Your goal
Write the entries out again in full and unchanged, dropping every image.

Data to use
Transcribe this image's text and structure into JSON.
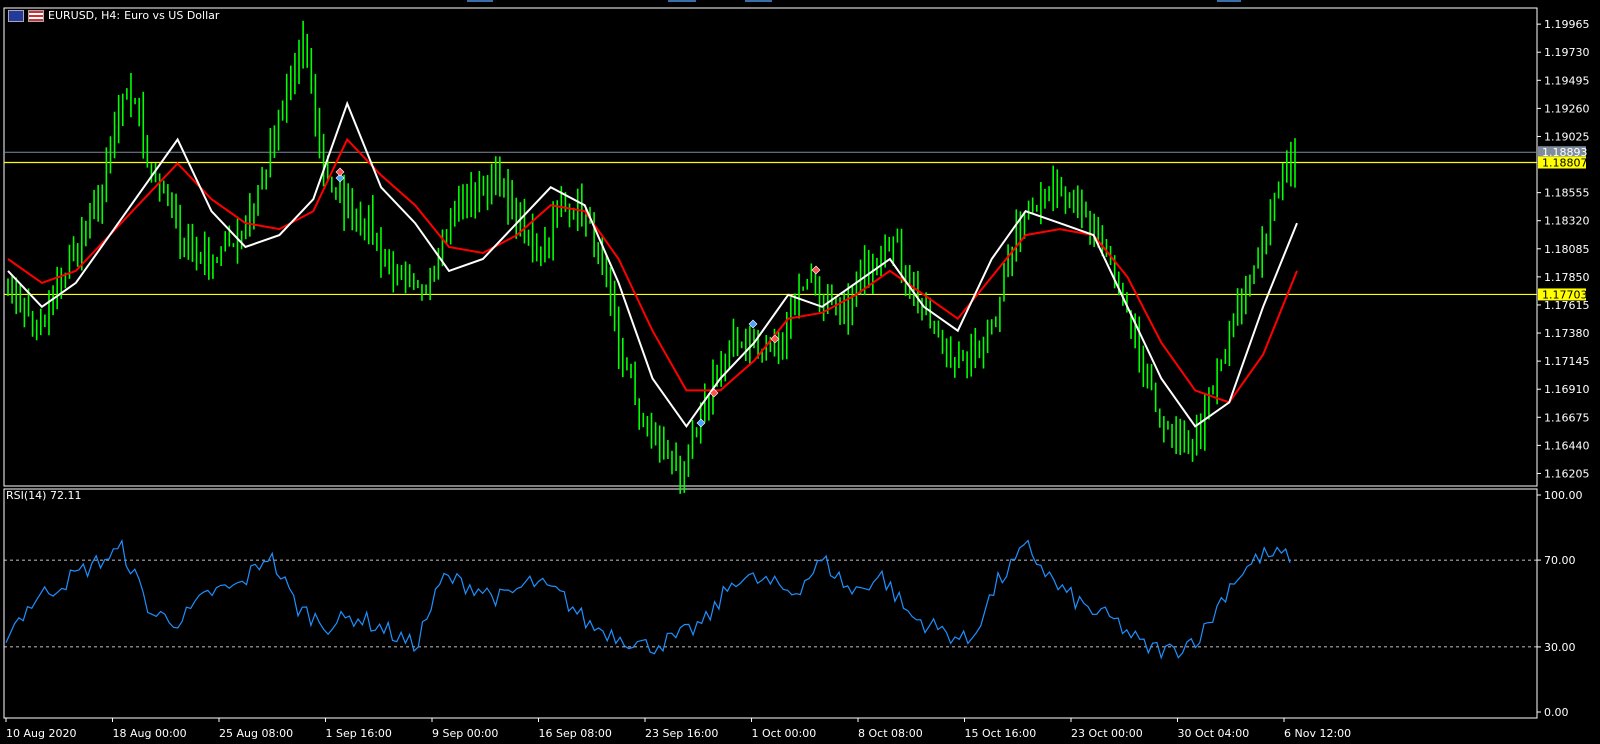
{
  "header": {
    "symbol": "EURUSD, H4:",
    "description": "Euro vs US Dollar"
  },
  "colors": {
    "background": "#000000",
    "candles": "#00ff00",
    "ma_fast": "#ffffff",
    "ma_slow": "#ff0000",
    "hlines": "#ffff00",
    "rsi": "#1e90ff",
    "bid_line": "#7f8c9a"
  },
  "price_axis_labels": [
    "1.19965",
    "1.19730",
    "1.19495",
    "1.19260",
    "1.19025",
    "1.18555",
    "1.18320",
    "1.18085",
    "1.17850",
    "1.17615",
    "1.17380",
    "1.17145",
    "1.16910",
    "1.16675",
    "1.16440",
    "1.16205"
  ],
  "price_tags": {
    "bid": "1.18893",
    "level_upper": "1.18807",
    "level_lower": "1.17703"
  },
  "rsi": {
    "label": "RSI(14) 72.11",
    "axis_labels": [
      "100.00",
      "70.00",
      "30.00",
      "0.00"
    ]
  },
  "time_axis_labels": [
    "10 Aug 2020",
    "18 Aug 00:00",
    "25 Aug 08:00",
    "1 Sep 16:00",
    "9 Sep 00:00",
    "16 Sep 08:00",
    "23 Sep 16:00",
    "1 Oct 00:00",
    "8 Oct 08:00",
    "15 Oct 16:00",
    "23 Oct 00:00",
    "30 Oct 04:00",
    "6 Nov 12:00"
  ],
  "chart_data": {
    "type": "line",
    "title": "EURUSD, H4:  Euro vs US Dollar",
    "ylim": [
      1.161,
      2.0
    ],
    "ylim_price": [
      1.161,
      1.201
    ],
    "categories": [
      "10 Aug 2020",
      "18 Aug 00:00",
      "25 Aug 08:00",
      "1 Sep 16:00",
      "9 Sep 00:00",
      "16 Sep 08:00",
      "23 Sep 16:00",
      "1 Oct 00:00",
      "8 Oct 08:00",
      "15 Oct 16:00",
      "23 Oct 00:00",
      "30 Oct 04:00",
      "6 Nov 12:00"
    ],
    "horizontal_levels": [
      1.18807,
      1.17703
    ],
    "current_price": 1.18893,
    "series": [
      {
        "name": "Price",
        "values": [
          1.178,
          1.176,
          1.174,
          1.177,
          1.18,
          1.183,
          1.186,
          1.192,
          1.194,
          1.188,
          1.185,
          1.182,
          1.1805,
          1.18,
          1.181,
          1.183,
          1.186,
          1.19,
          1.195,
          1.198,
          1.188,
          1.185,
          1.184,
          1.183,
          1.18,
          1.178,
          1.177,
          1.179,
          1.183,
          1.185,
          1.186,
          1.187,
          1.1845,
          1.182,
          1.181,
          1.184,
          1.1845,
          1.183,
          1.178,
          1.172,
          1.168,
          1.165,
          1.164,
          1.162,
          1.166,
          1.17,
          1.172,
          1.174,
          1.172,
          1.173,
          1.176,
          1.179,
          1.176,
          1.175,
          1.177,
          1.18,
          1.182,
          1.18,
          1.176,
          1.174,
          1.172,
          1.171,
          1.173,
          1.176,
          1.181,
          1.185,
          1.186,
          1.185,
          1.184,
          1.183,
          1.18,
          1.176,
          1.172,
          1.168,
          1.165,
          1.164,
          1.166,
          1.17,
          1.174,
          1.178,
          1.182,
          1.186,
          1.189
        ]
      },
      {
        "name": "",
        "values": [
          1.179,
          1.176,
          1.178,
          1.182,
          1.186,
          1.19,
          1.184,
          1.181,
          1.182,
          1.185,
          1.193,
          1.186,
          1.183,
          1.179,
          1.18,
          1.183,
          1.186,
          1.1845,
          1.178,
          1.17,
          1.166,
          1.17,
          1.173,
          1.177,
          1.176,
          1.178,
          1.18,
          1.176,
          1.174,
          1.18,
          1.184,
          1.183,
          1.182,
          1.176,
          1.17,
          1.166,
          1.168,
          1.176,
          1.183
        ]
      },
      {
        "name": "",
        "values": [
          1.18,
          1.178,
          1.179,
          1.182,
          1.185,
          1.188,
          1.185,
          1.183,
          1.1825,
          1.184,
          1.19,
          1.187,
          1.1845,
          1.181,
          1.1805,
          1.182,
          1.1845,
          1.184,
          1.18,
          1.174,
          1.169,
          1.169,
          1.1715,
          1.175,
          1.1755,
          1.177,
          1.179,
          1.177,
          1.175,
          1.1785,
          1.182,
          1.1825,
          1.182,
          1.1785,
          1.173,
          1.169,
          1.168,
          1.172,
          1.179
        ]
      },
      {
        "name": "RSI(14)",
        "values": [
          36,
          52,
          60,
          68,
          75,
          45,
          42,
          55,
          58,
          73,
          48,
          40,
          44,
          38,
          30,
          62,
          58,
          52,
          60,
          54,
          40,
          35,
          30,
          34,
          42,
          62,
          60,
          55,
          70,
          55,
          63,
          44,
          38,
          32,
          60,
          76,
          58,
          48,
          42,
          30,
          28,
          36,
          60,
          72,
          72
        ]
      }
    ]
  }
}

Your response
Transcribe this image's text and structure into JSON.
{
  "header": {
    "symbol": "EURUSD, H4:",
    "description": "Euro vs US Dollar"
  },
  "colors": {
    "background": "#000000",
    "candles": "#00ff00",
    "ma_fast": "#ffffff",
    "ma_slow": "#ff0000",
    "hlines": "#ffff00",
    "rsi": "#1e90ff",
    "bid_line": "#7f8c9a"
  },
  "price_axis_labels": [
    "1.19965",
    "1.19730",
    "1.19495",
    "1.19260",
    "1.19025",
    "1.18555",
    "1.18320",
    "1.18085",
    "1.17850",
    "1.17615",
    "1.17380",
    "1.17145",
    "1.16910",
    "1.16675",
    "1.16440",
    "1.16205"
  ],
  "price_tags": {
    "bid": "1.18893",
    "level_upper": "1.18807",
    "level_lower": "1.17703"
  },
  "rsi": {
    "label": "RSI(14) 72.11",
    "axis_labels": [
      "100.00",
      "70.00",
      "30.00",
      "0.00"
    ]
  },
  "time_axis_labels": [
    "10 Aug 2020",
    "18 Aug 00:00",
    "25 Aug 08:00",
    "1 Sep 16:00",
    "9 Sep 00:00",
    "16 Sep 08:00",
    "23 Sep 16:00",
    "1 Oct 00:00",
    "8 Oct 08:00",
    "15 Oct 16:00",
    "23 Oct 00:00",
    "30 Oct 04:00",
    "6 Nov 12:00"
  ],
  "chart_data": {
    "type": "line",
    "title": "EURUSD, H4:  Euro vs US Dollar",
    "ylim": [
      1.161,
      2.0
    ],
    "ylim_price": [
      1.161,
      1.201
    ],
    "categories": [
      "10 Aug 2020",
      "18 Aug 00:00",
      "25 Aug 08:00",
      "1 Sep 16:00",
      "9 Sep 00:00",
      "16 Sep 08:00",
      "23 Sep 16:00",
      "1 Oct 00:00",
      "8 Oct 08:00",
      "15 Oct 16:00",
      "23 Oct 00:00",
      "30 Oct 04:00",
      "6 Nov 12:00"
    ],
    "horizontal_levels": [
      1.18807,
      1.17703
    ],
    "current_price": 1.18893,
    "series": [
      {
        "name": "Price",
        "values": [
          1.178,
          1.176,
          1.174,
          1.177,
          1.18,
          1.183,
          1.186,
          1.192,
          1.194,
          1.188,
          1.185,
          1.182,
          1.1805,
          1.18,
          1.181,
          1.183,
          1.186,
          1.19,
          1.195,
          1.198,
          1.188,
          1.185,
          1.184,
          1.183,
          1.18,
          1.178,
          1.177,
          1.179,
          1.183,
          1.185,
          1.186,
          1.187,
          1.1845,
          1.182,
          1.181,
          1.184,
          1.1845,
          1.183,
          1.178,
          1.172,
          1.168,
          1.165,
          1.164,
          1.162,
          1.166,
          1.17,
          1.172,
          1.174,
          1.172,
          1.173,
          1.176,
          1.179,
          1.176,
          1.175,
          1.177,
          1.18,
          1.182,
          1.18,
          1.176,
          1.174,
          1.172,
          1.171,
          1.173,
          1.176,
          1.181,
          1.185,
          1.186,
          1.185,
          1.184,
          1.183,
          1.18,
          1.176,
          1.172,
          1.168,
          1.165,
          1.164,
          1.166,
          1.17,
          1.174,
          1.178,
          1.182,
          1.186,
          1.189
        ]
      },
      {
        "name": "",
        "values": [
          1.179,
          1.176,
          1.178,
          1.182,
          1.186,
          1.19,
          1.184,
          1.181,
          1.182,
          1.185,
          1.193,
          1.186,
          1.183,
          1.179,
          1.18,
          1.183,
          1.186,
          1.1845,
          1.178,
          1.17,
          1.166,
          1.17,
          1.173,
          1.177,
          1.176,
          1.178,
          1.18,
          1.176,
          1.174,
          1.18,
          1.184,
          1.183,
          1.182,
          1.176,
          1.17,
          1.166,
          1.168,
          1.176,
          1.183
        ]
      },
      {
        "name": "",
        "values": [
          1.18,
          1.178,
          1.179,
          1.182,
          1.185,
          1.188,
          1.185,
          1.183,
          1.1825,
          1.184,
          1.19,
          1.187,
          1.1845,
          1.181,
          1.1805,
          1.182,
          1.1845,
          1.184,
          1.18,
          1.174,
          1.169,
          1.169,
          1.1715,
          1.175,
          1.1755,
          1.177,
          1.179,
          1.177,
          1.175,
          1.1785,
          1.182,
          1.1825,
          1.182,
          1.1785,
          1.173,
          1.169,
          1.168,
          1.172,
          1.179
        ]
      },
      {
        "name": "RSI(14)",
        "values": [
          36,
          52,
          60,
          68,
          75,
          45,
          42,
          55,
          58,
          73,
          48,
          40,
          44,
          38,
          30,
          62,
          58,
          52,
          60,
          54,
          40,
          35,
          30,
          34,
          42,
          62,
          60,
          55,
          70,
          55,
          63,
          44,
          38,
          32,
          60,
          76,
          58,
          48,
          42,
          30,
          28,
          36,
          60,
          72,
          72
        ]
      }
    ]
  }
}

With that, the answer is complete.